In this, the production asks white audience members to take a good hard look at how the veil of privilege operates.
Time turns in on itself through the play, as fragments of scenes bleed into each other, events are told out-of-order, and the audience is asked to piece together the events of the evening on which Mary was killed and sift through memories from Bigger’s distant and not-so-distant past. The narrative feels plucked straight from Bigger’s brain in fight-or-flight mode, a stream-of-consciousness series of images and moments informing his actions.
To pretend Bigger is fully an agent of his own fate would be naïve, and it would be just as naïve to present him as an innocent victim. He is human and flawed—full of both rage and dreams. He kills Mary at the end of his first, very uncomfortable evening working as her family’s chauffer. The audience initially only sees Bigger looking miserable helping a very drunk white woman in a silk dress to her room. “Don’t put your head on my shoulder,” he tells her, trying to peel her off of him. Mary just keeps giggling. Her mother calls into her room and Bigger freezes while Mary continues to giggle; when he cannot reason with her to stop, he holds a pillow over her head, admonishing her to be silent and still so he is not caught alone with her.
Later, we are introduced to privileged white liberals Mary and her boyfriend Jan (Jeff Blim)—in 1939, communists, back when “communist” was a viable left-wing political position. They want to break down the walls between whites and blacks. In this, the production asks white audience members to take a good hard look at how the veil of privilege operates—Mary and Jan are quite certain there will be no negative consequences to a night of partying with and getting to know Mary’s new black chauffer. They think they are being both friendly and enlightened including him. However, they have neither the self-awareness to recognize how uncomfortable this clearly makes Bigger nor how actively dangerous it is for him to be with a white woman as she gets very, very drunk. It occurs to no one onstage—Bigger included—that he might be a danger to Mary.

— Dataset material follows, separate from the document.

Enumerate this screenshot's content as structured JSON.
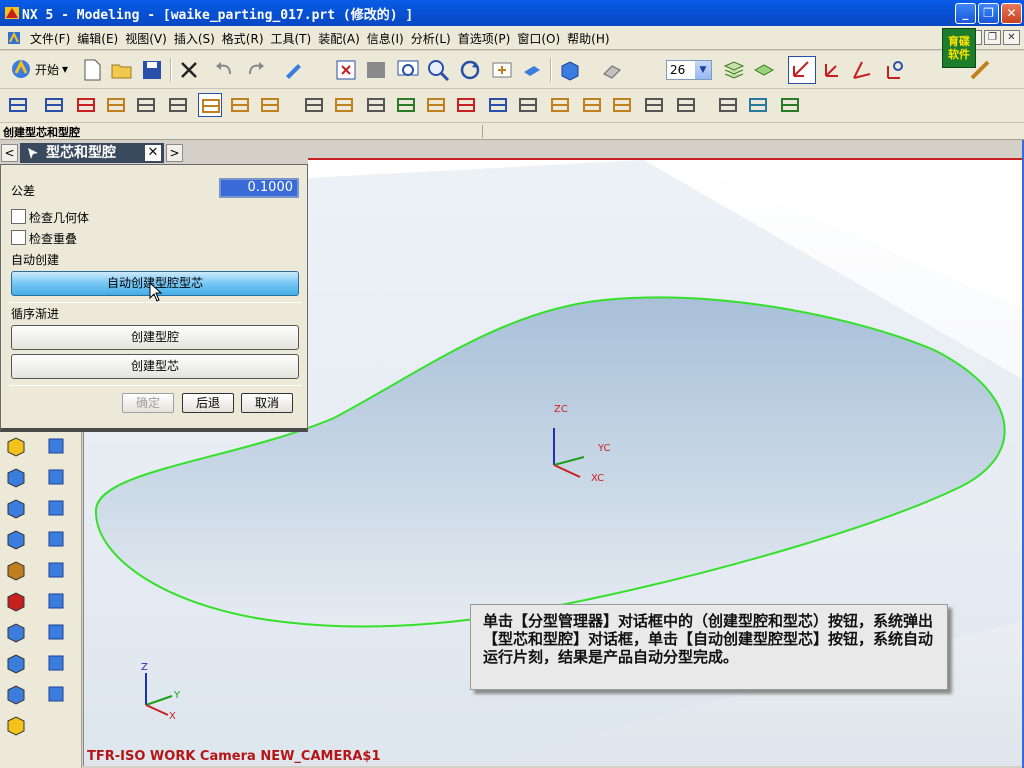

A refrain repeats throughout the play, “And when you look in the mirror, you only see what you is—a black rat son of a bitch.” Once Mary is dead, Bigger has fulfilled society’s stereotype of a black man as murderer of a white woman. As he attempts to cover up and then escape, he continues to commit a string of increasingly terrible actions ranging from theft to murder. In this transformation, Native Son asks tough questions about the relationship between systemic racism and criminal acts committed by black men. As University of Chicago professor Kenneth Warren points out in the program notes, “You can look at many young men today who made mistakes early in their lives and are made to pay dearly for those mistakes.” Bigger is not innocent—prior to Mary’s death, he had not led an unblemished life—but he would not have committed the murder marking him a wanted man in a society that would not exact dire repercussions on him for being in a white woman’s room. The actions following the murder are his best attempts to escape an impossible situation from which there is, in truth, no hope of escape.
At this historic moment in which it is still quite dangerous to be a black man in the United States, Native Son offers an important provocation. For all the world has changed since 1939, the production asks us to take a good hard look at what has not.